WHAT IS NEEDED:
If a line of the records contains the string "AUDUSD", copy it out.

Web page and app entries

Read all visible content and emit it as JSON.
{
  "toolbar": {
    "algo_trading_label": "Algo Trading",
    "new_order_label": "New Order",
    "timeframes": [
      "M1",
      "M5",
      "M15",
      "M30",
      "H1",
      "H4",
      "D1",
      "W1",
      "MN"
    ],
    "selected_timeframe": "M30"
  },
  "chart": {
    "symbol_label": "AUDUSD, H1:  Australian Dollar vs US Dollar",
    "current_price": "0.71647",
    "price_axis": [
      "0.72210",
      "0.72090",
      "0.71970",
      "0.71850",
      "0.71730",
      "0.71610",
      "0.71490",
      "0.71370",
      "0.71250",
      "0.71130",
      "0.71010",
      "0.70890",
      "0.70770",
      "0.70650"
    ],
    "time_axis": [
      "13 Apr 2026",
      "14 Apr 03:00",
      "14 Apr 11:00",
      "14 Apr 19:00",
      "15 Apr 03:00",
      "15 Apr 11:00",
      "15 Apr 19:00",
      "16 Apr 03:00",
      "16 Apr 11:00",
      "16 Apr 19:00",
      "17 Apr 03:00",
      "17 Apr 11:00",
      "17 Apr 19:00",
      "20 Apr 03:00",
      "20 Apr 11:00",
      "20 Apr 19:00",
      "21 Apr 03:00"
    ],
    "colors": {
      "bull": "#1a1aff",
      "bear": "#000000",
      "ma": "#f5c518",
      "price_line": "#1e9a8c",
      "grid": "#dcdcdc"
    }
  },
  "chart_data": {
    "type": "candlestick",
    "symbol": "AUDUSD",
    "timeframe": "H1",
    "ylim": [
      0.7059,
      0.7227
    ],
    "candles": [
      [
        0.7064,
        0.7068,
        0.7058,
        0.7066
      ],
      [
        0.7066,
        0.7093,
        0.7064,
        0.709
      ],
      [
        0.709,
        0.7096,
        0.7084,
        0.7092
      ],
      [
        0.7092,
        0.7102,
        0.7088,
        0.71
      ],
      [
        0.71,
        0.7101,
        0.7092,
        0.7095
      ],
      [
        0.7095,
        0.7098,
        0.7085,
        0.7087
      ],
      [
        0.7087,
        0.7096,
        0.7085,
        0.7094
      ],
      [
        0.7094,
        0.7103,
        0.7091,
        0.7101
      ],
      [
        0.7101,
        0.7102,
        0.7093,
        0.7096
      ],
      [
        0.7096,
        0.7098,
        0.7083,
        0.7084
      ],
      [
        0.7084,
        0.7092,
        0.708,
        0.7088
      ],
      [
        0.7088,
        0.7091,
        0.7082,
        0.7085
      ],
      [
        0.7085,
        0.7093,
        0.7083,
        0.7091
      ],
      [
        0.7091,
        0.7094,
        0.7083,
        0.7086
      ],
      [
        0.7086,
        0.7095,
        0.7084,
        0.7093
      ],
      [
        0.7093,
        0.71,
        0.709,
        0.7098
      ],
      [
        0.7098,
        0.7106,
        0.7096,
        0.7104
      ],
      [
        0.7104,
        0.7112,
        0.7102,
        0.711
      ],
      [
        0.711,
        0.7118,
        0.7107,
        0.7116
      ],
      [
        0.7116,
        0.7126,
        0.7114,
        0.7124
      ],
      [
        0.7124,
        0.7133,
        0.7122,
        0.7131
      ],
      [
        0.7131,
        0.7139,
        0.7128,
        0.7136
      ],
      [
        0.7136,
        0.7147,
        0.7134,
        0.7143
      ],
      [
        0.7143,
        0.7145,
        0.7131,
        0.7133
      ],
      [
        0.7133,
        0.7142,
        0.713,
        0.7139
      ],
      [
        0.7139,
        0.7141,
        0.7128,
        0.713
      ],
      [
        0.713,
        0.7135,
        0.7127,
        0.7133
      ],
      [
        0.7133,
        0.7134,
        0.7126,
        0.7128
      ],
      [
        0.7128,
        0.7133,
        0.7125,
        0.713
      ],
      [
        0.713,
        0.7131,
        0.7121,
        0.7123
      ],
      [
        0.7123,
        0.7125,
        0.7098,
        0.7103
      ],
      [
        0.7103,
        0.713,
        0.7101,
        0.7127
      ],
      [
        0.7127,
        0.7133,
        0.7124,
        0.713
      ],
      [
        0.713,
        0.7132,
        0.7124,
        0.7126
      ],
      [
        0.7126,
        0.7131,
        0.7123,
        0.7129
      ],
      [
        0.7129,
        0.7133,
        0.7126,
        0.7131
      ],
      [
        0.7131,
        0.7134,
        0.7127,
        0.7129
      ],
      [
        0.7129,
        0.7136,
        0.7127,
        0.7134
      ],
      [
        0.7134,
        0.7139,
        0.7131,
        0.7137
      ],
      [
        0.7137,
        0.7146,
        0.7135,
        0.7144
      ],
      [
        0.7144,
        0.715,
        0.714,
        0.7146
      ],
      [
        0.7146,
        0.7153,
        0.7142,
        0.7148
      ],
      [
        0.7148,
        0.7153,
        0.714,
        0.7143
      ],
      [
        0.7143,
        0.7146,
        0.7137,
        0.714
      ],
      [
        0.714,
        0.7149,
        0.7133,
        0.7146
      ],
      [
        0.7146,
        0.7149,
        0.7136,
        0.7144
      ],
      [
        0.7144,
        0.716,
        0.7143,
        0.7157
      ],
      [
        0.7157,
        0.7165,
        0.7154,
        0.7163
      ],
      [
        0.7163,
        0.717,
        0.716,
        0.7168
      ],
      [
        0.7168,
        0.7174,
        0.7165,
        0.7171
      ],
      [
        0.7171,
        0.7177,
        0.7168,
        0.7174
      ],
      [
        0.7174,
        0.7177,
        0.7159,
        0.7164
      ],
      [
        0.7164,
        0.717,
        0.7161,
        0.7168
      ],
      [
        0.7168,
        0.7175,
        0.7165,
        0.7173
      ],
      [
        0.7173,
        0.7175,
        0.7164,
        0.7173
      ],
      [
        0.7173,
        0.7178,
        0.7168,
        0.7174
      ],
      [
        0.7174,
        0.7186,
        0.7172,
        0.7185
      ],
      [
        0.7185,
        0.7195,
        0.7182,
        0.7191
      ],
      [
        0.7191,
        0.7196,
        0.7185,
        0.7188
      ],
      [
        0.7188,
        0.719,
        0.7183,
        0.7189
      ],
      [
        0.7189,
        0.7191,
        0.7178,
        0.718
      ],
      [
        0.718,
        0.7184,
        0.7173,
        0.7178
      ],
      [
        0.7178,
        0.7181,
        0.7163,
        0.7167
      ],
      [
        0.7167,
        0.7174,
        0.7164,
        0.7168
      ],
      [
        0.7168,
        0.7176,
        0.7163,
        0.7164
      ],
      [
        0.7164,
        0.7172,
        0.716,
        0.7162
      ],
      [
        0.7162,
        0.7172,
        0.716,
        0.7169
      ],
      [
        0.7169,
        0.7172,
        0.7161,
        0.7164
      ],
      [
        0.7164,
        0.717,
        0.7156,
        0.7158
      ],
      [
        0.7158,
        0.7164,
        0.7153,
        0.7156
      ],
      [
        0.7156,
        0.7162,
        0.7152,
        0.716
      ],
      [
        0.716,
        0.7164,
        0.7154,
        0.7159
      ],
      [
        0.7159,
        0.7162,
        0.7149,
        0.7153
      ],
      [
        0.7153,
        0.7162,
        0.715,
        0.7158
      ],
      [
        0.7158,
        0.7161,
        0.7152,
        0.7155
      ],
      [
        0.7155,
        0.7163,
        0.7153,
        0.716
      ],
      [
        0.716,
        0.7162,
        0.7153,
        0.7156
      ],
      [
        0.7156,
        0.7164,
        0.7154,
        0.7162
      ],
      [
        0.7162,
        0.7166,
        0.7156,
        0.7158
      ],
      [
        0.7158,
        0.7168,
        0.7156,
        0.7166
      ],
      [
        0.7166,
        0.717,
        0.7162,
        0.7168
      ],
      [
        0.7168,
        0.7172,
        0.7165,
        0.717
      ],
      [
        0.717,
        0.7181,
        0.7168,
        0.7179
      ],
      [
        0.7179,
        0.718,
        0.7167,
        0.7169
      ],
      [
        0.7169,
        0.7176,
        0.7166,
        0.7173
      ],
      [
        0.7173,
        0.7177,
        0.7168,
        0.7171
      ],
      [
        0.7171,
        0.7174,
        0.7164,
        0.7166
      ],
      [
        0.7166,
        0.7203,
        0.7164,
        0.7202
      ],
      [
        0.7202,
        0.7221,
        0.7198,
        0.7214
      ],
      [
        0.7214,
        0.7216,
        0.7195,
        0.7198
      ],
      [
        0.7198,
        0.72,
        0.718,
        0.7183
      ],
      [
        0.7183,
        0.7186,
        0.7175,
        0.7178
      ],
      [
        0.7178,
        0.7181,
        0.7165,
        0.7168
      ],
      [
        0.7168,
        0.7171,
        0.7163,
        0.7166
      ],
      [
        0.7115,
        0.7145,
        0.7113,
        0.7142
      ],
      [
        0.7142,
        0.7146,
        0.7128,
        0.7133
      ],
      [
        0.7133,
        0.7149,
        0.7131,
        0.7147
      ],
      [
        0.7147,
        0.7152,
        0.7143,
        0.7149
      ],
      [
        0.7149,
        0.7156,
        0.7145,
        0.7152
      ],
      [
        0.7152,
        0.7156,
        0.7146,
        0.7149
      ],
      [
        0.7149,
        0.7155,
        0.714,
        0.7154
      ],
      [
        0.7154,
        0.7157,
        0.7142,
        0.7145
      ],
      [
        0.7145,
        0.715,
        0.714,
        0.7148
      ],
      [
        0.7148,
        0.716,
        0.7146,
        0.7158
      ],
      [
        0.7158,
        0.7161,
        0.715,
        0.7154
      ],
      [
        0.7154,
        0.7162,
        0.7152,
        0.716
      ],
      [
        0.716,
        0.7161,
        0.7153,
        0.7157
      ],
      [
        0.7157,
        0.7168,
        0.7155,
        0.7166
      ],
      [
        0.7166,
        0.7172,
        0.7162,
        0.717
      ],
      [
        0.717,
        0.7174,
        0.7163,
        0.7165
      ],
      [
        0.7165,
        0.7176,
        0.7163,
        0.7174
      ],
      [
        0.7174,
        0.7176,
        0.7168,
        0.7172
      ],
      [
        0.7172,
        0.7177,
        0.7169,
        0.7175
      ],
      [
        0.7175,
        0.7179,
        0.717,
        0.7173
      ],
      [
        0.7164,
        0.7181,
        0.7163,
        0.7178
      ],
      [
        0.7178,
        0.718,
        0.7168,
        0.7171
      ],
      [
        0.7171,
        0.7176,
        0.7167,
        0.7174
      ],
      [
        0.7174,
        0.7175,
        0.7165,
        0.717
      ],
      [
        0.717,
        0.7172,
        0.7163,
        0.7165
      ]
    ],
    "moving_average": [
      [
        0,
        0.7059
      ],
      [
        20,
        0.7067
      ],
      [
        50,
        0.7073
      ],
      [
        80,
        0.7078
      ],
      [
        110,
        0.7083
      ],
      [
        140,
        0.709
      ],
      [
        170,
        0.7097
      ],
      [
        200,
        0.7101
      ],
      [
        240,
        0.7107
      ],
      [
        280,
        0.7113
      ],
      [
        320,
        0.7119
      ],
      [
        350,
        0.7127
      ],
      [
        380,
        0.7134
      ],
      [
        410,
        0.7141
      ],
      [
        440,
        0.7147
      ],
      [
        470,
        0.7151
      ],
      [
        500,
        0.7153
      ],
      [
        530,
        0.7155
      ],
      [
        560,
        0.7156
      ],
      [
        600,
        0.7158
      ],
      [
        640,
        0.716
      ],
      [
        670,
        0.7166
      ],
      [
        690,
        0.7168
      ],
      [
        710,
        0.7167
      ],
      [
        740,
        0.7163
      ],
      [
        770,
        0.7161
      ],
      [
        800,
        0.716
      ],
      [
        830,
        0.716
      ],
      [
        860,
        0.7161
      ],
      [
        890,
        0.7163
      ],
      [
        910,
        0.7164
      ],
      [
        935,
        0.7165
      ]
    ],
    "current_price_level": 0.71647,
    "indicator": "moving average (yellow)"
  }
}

TASK OUTPUT:
    "symbol_label": "AUDUSD, H1:  Australian Dollar vs US Dollar",
    "symbol": "AUDUSD",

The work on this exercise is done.